Asherman’s Syndrome Treatment

A new treatment method offers an alternative to surgery for some women who suffer from Asherman’s Syndrome, by using stem cells to help the endometrium, the lining of the uterus, to regenerate itself.

The ilaya clinic, based in Kiev, Ukraine, is developing a treatment that uses stem cells from the patient to provide new endometrial cells in areas of uterine scarring. By using the body’s own bio-materials, the Asherman’s Syndrome treatment avoids the risks and potential complications of surgery, and the possible side effects of treatment with drugs. While the clinic has performed several successful procedures, the technology is still in its early stages, and is not suitable for all cases of Asherman’s.

ilaya’s non-surgical procedure uses a camera to scan the inside of the uterus for healthy endometrium tissue. Adult stem cells are taken from those areas, then reproduce in a laboratory for three to four weeks. Once a sufficient number has been produced, they are mixed with a gel that helps them attach to the uterine wall, and applied to the uterus using a catheter.

In suitable cases, the procedure offers an alternative to the standard surgical procedure, which the International Asherman’s Association describes as “a VERY delicate and difficult surgery”, adding that “even surgeons who have experience in other types of uterine surgery may not have the requisite skill or experience level to treat Asherman’s successfully.”

Dimitri Zubov, the head of ilaya’s biotechnology laboratory

The use of stem cells from the patient’s own body reduces the risk of complications, says Dimitri Zubov, the head of ilaya’s biotechnology laboratory, who also serves as a senior research associate at Ukraine’s State Institute of Genetic and Regenerative Medicine.
ilaya’s approach is supported by recent research from the University of Warwick, which in March 2016 found that women who had suffered three or more consecutive miscarriages had a shortage of stem cells in their endometrium.

Depending on the cause of the uterine scarring, some cases of Asherman’s are treated with drugs; however, this can place a heavy burden on the patient’s liver, kidneys and other organs. These side effects are also avoided by ilaya’s stem-cell-based Asherman’s Syndrome treatment.
After the stem-cell treatment is performed, patients are ready for in vitro fertilisation or natural pregnancy; as of March 2016, ilaya’s patients for the new procedure had reported four pregnancies.

ilaya’s treatment of Asherman’s syndrome focuses on minimal invasive methods that are carried out without surgery. The majority of cases receiving a positive result are due to the procedure of applying the patients own stomal cells to the damaged site. This method is also considered to be the safest, as the patient avoids the complications that can occur during invasive surgery and subsequent risk of failure.

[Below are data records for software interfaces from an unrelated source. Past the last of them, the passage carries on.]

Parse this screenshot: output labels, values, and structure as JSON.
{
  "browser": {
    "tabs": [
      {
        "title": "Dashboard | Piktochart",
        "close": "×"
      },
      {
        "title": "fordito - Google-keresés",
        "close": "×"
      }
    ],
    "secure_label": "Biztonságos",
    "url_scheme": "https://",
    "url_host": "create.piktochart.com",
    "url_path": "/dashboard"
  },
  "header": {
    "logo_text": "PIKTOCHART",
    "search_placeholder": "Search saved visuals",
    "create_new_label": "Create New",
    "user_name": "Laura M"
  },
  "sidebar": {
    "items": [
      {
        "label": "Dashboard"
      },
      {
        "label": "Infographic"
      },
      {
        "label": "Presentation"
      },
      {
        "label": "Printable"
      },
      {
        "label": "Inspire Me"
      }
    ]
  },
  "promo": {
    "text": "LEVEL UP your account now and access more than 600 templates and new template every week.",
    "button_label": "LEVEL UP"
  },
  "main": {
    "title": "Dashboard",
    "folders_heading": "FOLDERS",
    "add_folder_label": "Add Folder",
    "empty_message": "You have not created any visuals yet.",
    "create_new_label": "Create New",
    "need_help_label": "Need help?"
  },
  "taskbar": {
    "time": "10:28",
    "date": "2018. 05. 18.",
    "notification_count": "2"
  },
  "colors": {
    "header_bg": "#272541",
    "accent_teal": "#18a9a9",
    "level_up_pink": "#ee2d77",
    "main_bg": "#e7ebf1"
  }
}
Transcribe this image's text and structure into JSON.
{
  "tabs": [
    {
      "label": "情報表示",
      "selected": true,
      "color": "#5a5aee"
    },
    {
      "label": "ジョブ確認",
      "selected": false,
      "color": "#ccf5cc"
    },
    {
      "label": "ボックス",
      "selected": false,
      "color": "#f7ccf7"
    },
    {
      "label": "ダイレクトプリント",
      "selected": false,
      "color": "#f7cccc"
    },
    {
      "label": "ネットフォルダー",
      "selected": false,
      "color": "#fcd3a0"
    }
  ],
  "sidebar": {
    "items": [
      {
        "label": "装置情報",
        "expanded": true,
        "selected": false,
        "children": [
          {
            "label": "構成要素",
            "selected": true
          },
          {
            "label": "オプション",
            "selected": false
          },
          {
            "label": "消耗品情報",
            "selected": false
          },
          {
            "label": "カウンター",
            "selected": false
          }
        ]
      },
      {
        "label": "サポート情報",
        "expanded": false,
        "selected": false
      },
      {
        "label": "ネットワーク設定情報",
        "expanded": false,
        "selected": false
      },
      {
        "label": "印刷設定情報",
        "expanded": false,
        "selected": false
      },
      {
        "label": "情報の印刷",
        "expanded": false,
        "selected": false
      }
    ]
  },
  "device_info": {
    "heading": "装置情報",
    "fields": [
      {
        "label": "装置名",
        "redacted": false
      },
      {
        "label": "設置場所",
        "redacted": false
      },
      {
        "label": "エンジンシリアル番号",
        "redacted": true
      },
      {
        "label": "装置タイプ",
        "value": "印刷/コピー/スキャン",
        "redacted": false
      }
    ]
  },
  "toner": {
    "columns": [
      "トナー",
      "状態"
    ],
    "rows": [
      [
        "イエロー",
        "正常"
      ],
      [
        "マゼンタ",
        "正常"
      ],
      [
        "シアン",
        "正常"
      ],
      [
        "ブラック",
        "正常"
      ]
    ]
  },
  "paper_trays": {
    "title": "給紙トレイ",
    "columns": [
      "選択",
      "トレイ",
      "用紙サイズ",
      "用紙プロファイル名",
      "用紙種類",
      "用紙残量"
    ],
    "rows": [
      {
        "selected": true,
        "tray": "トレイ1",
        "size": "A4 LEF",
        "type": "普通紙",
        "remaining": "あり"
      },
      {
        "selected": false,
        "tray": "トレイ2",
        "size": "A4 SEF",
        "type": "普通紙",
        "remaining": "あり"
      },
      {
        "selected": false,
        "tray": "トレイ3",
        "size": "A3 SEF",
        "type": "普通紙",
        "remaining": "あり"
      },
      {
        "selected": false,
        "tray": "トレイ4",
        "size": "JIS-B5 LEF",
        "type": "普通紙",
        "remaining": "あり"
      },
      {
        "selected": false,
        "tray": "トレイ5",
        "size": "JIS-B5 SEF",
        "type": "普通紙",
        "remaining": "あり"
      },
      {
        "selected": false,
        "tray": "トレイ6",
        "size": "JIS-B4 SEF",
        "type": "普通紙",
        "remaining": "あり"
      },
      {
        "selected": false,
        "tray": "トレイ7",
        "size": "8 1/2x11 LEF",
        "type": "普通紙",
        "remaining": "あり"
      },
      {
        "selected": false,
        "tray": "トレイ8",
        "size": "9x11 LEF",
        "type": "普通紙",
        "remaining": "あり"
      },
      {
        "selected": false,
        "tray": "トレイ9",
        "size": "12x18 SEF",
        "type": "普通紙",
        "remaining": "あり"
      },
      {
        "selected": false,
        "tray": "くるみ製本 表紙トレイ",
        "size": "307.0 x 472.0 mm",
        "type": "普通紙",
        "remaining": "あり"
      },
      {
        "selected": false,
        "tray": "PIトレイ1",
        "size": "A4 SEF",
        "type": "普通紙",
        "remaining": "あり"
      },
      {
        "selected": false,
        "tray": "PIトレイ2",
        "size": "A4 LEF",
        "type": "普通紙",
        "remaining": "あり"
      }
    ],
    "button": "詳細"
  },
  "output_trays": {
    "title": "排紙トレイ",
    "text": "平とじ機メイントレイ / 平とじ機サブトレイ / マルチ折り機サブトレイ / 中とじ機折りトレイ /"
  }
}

In the unlikely event that after treatment, our patient is still unable to conceive, the cost of treatment will be deducted from the cost of our surrogacy program if you wish to use this service.

Stem Cells

What are stem cells?

Unlike most cells in the human body, adult stem cells are unspecialised cells that can renew themselves by cell division. They have the potential to become specialised cells, such as muscle, organ tissue or blood. While much of the research and public debate on stem cells has focused on cells from embryos, stem cells are also present in the adult human body, and divide to replicate the tissue they are found in.

These are the cells that the ilaya clinic uses in its therapies, including treatment for Asherman’s Syndrome, bone regeneration and skin renewal for burn patients. In addition to avoiding the ethical issues surrounding the use of embryonic stem cells, the use of cells from the patient’s own body avoids potential complications of other therapies.

By | May 5th, 2016|Publications|Comments Off on Asherman’s Syndrome Treatment